→ **PROBLEM**
The listing below is to be output in its exact form.
=-=-=-=-=
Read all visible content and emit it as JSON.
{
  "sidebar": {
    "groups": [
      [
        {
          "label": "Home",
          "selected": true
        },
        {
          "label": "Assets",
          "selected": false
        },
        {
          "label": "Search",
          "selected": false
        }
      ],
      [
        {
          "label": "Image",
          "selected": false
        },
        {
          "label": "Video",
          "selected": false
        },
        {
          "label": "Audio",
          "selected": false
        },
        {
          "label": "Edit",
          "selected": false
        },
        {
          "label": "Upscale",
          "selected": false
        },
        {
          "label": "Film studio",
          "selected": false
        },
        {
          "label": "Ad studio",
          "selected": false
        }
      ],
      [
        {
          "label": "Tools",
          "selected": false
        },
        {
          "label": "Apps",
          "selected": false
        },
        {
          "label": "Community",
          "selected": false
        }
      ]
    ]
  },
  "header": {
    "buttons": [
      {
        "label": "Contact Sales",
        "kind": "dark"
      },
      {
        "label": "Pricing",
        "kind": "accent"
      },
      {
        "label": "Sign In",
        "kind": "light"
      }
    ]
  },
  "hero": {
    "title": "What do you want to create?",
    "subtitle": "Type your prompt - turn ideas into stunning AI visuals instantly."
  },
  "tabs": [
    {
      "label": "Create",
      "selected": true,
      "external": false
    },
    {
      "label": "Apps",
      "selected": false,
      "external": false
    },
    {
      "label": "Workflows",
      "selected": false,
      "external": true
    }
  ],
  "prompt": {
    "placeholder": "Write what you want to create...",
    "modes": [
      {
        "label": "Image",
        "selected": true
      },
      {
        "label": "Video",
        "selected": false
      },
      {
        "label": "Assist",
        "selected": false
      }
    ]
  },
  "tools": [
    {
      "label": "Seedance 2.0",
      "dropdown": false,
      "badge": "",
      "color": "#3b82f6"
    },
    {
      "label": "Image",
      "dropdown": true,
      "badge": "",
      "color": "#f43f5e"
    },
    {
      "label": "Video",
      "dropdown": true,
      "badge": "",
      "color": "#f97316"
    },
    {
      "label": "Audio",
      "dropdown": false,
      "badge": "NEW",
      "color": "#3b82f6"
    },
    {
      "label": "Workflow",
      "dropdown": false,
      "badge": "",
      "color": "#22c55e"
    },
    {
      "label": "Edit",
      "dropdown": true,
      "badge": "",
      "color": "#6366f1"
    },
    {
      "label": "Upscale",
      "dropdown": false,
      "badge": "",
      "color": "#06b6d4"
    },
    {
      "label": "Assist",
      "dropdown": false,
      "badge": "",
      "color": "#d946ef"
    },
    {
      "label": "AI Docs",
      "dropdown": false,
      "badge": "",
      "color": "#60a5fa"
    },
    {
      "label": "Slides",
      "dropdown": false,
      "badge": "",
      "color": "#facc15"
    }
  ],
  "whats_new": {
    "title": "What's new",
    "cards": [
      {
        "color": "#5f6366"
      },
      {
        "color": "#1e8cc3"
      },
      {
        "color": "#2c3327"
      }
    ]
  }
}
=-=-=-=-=
→ **SOLUTION TO THIS EXERCISE**
Read all visible content and emit it as JSON.
{
  "sidebar": {
    "groups": [
      [
        {
          "label": "Home",
          "selected": true
        },
        {
          "label": "Assets",
          "selected": false
        },
        {
          "label": "Search",
          "selected": false
        }
      ],
      [
        {
          "label": "Image",
          "selected": false
        },
        {
          "label": "Video",
          "selected": false
        },
        {
          "label": "Audio",
          "selected": false
        },
        {
          "label": "Edit",
          "selected": false
        },
        {
          "label": "Upscale",
          "selected": false
        },
        {
          "label": "Film studio",
          "selected": false
        },
        {
          "label": "Ad studio",
          "selected": false
        }
      ],
      [
        {
          "label": "Tools",
          "selected": false
        },
        {
          "label": "Apps",
          "selected": false
        },
        {
          "label": "Community",
          "selected": false
        }
      ]
    ]
  },
  "header": {
    "buttons": [
      {
        "label": "Contact Sales",
        "kind": "dark"
      },
      {
        "label": "Pricing",
        "kind": "accent"
      },
      {
        "label": "Sign In",
        "kind": "light"
      }
    ]
  },
  "hero": {
    "title": "What do you want to create?",
    "subtitle": "Type your prompt - turn ideas into stunning AI visuals instantly."
  },
  "tabs": [
    {
      "label": "Create",
      "selected": true,
      "external": false
    },
    {
      "label": "Apps",
      "selected": false,
      "external": false
    },
    {
      "label": "Workflows",
      "selected": false,
      "external": true
    }
  ],
  "prompt": {
    "placeholder": "Write what you want to create...",
    "modes": [
      {
        "label": "Image",
        "selected": true
      },
      {
        "label": "Video",
        "selected": false
      },
      {
        "label": "Assist",
        "selected": false
      }
    ]
  },
  "tools": [
    {
      "label": "Seedance 2.0",
      "dropdown": false,
      "badge": "",
      "color": "#3b82f6"
    },
    {
      "label": "Image",
      "dropdown": true,
      "badge": "",
      "color": "#f43f5e"
    },
    {
      "label": "Video",
      "dropdown": true,
      "badge": "",
      "color": "#f97316"
    },
    {
      "label": "Audio",
      "dropdown": false,
      "badge": "NEW",
      "color": "#3b82f6"
    },
    {
      "label": "Workflow",
      "dropdown": false,
      "badge": "",
      "color": "#22c55e"
    },
    {
      "label": "Edit",
      "dropdown": true,
      "badge": "",
      "color": "#6366f1"
    },
    {
      "label": "Upscale",
      "dropdown": false,
      "badge": "",
      "color": "#06b6d4"
    },
    {
      "label": "Assist",
      "dropdown": false,
      "badge": "",
      "color": "#d946ef"
    },
    {
      "label": "AI Docs",
      "dropdown": false,
      "badge": "",
      "color": "#60a5fa"
    },
    {
      "label": "Slides",
      "dropdown": false,
      "badge": "",
      "color": "#facc15"
    }
  ],
  "whats_new": {
    "title": "What's new",
    "cards": [
      {
        "color": "#5f6366"
      },
      {
        "color": "#1e8cc3"
      },
      {
        "color": "#2c3327"
      }
    ]
  }
}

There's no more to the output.